:: RECORDS FOR THIS TASK ::
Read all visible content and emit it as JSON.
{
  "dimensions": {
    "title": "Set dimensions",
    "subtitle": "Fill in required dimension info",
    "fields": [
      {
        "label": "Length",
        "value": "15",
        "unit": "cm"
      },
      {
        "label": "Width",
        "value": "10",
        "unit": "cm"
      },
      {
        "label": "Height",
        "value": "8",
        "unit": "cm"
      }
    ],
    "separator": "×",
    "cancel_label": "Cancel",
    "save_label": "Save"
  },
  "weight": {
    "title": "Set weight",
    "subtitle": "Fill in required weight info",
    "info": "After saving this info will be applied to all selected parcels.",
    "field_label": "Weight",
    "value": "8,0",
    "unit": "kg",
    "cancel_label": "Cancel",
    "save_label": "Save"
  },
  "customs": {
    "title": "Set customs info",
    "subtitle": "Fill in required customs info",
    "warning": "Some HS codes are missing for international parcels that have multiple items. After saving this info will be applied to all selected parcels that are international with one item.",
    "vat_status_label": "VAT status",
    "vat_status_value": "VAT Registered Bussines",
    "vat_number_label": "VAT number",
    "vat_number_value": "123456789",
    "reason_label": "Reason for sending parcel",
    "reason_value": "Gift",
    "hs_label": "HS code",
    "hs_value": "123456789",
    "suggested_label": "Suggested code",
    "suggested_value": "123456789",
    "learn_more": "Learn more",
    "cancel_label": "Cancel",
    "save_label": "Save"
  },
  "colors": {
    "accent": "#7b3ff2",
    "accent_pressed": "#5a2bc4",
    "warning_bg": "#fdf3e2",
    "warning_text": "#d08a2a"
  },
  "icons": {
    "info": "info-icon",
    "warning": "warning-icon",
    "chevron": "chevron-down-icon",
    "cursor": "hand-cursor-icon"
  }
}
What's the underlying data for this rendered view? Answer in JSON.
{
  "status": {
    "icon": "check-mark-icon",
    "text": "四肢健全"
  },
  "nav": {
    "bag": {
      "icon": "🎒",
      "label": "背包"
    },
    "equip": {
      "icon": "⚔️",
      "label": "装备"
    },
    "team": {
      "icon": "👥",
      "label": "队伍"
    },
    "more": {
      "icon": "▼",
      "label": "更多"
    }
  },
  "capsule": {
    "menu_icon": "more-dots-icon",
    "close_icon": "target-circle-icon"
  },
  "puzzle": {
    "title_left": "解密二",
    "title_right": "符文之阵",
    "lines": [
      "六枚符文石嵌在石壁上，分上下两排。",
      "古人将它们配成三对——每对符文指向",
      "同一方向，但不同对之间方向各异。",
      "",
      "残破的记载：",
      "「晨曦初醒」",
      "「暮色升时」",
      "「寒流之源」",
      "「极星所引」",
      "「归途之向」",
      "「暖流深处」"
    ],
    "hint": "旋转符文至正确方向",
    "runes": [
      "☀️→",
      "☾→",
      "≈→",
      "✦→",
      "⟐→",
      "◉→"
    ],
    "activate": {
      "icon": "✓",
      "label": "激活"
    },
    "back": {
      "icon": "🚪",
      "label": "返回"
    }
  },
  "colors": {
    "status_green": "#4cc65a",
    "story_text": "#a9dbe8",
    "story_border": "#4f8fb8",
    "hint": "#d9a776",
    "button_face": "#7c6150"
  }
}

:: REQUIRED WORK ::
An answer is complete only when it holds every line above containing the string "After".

:: ANSWER BOX ::
    "info": "After saving this info will be applied to all selected parcels.",
    "warning": "Some HS codes are missing for international parcels that have multiple items. After saving this info will be applied to all selected parcels that are international with one item.",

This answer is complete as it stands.